A Ukrainian computer game that brings to life a town abandoned after the Chernobyl nuclear disaster may not sound like everyone's idea of fun but has attracted 60,000 people globally since its launch in October.
Players of "Isotopium: Chernobyl" drive tanks around the ghost town of Prypyat near Chernobyl, knocking out competitors as they search for an energy source called isotopium and collecting points every time they find some, Reuters said.
While the game takes its theme from the nuclear disaster at Chernobyl in northern Ukraine, which marked its 33rd anniversary on Friday, it was also inspired by the 2009 science fiction film "Avatar."
Newcomers to the game think they have entered a virtual world when in fact they are controlling a real robot, equipped with a camera and computer, which makes its way around a model of the town rendered down to the tiniest detail.
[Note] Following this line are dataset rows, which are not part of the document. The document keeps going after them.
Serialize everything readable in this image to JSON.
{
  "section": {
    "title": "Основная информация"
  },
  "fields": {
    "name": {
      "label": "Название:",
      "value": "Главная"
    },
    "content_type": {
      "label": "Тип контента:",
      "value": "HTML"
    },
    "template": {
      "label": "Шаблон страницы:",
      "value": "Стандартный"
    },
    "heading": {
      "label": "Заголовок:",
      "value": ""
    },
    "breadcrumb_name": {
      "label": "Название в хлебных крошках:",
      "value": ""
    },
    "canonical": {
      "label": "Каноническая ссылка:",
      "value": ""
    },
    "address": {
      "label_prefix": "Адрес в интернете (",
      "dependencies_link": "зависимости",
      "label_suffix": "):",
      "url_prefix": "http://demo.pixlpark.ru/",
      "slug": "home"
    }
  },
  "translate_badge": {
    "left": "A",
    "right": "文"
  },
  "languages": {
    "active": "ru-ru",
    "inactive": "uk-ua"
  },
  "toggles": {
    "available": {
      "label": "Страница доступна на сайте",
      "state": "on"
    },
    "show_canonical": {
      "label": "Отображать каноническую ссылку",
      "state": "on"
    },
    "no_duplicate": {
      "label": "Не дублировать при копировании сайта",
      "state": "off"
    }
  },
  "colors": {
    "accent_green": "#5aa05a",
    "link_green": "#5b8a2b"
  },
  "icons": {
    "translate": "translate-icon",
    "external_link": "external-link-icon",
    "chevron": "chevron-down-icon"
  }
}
"When playing our game, for the first 5-10 minutes many players don't understand that it is not fictional," said the game's co-founder Sergey Beskrestnov. "They message us saying: 'You have cool texture, you have good graphics, your designer is good, well done. You have a cool operating system.'
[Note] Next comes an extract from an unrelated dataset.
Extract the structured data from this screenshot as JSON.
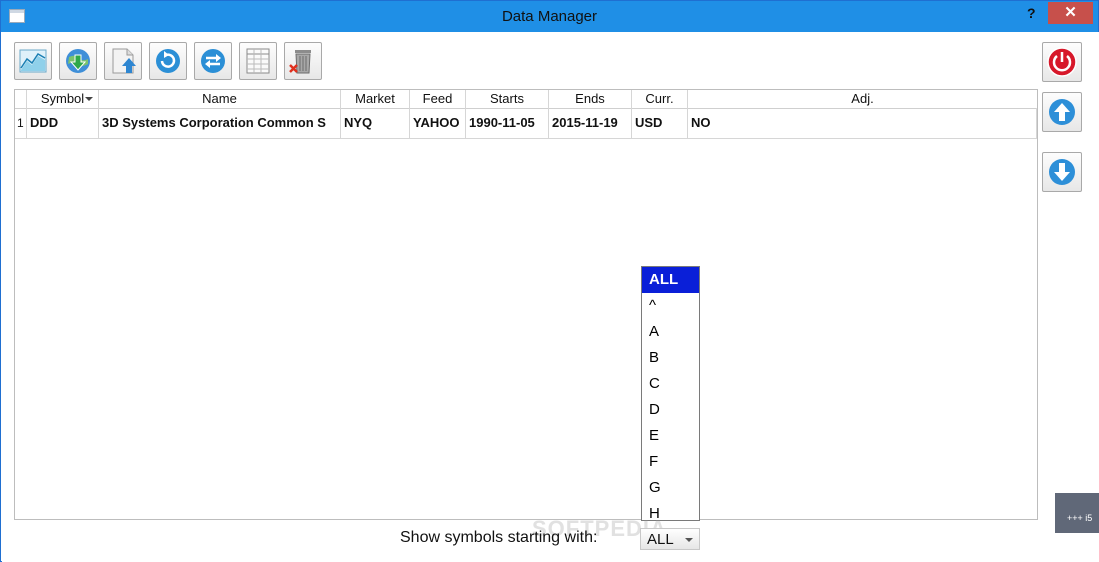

"People then reply: 'It is not an operating system, it is real,' and the player can't believe it is real," said Beskrestnov, speaking mid-game from Prypyat city square as he towers over surrounding five-storey buildings.
Kyiv-born Beskrestnov was just 12 years old when on April 26, 1986 a botched test at the nuclear plant in the then Soviet Union sent clouds of smoldering nuclear material across large swathes of Europe, forced over 50,000 people, including Beskrestnov's family, to evacuate and poisoned unknown numbers of workers involved in its clean-up.
Beskrestnov and his partner Alexey Fateyev used Google maps and hundreds of pictures from the Chernobyl area to recreate Prypyat landmarks, including residential buildings, a hotel, concert hall, amusement park and a stadium.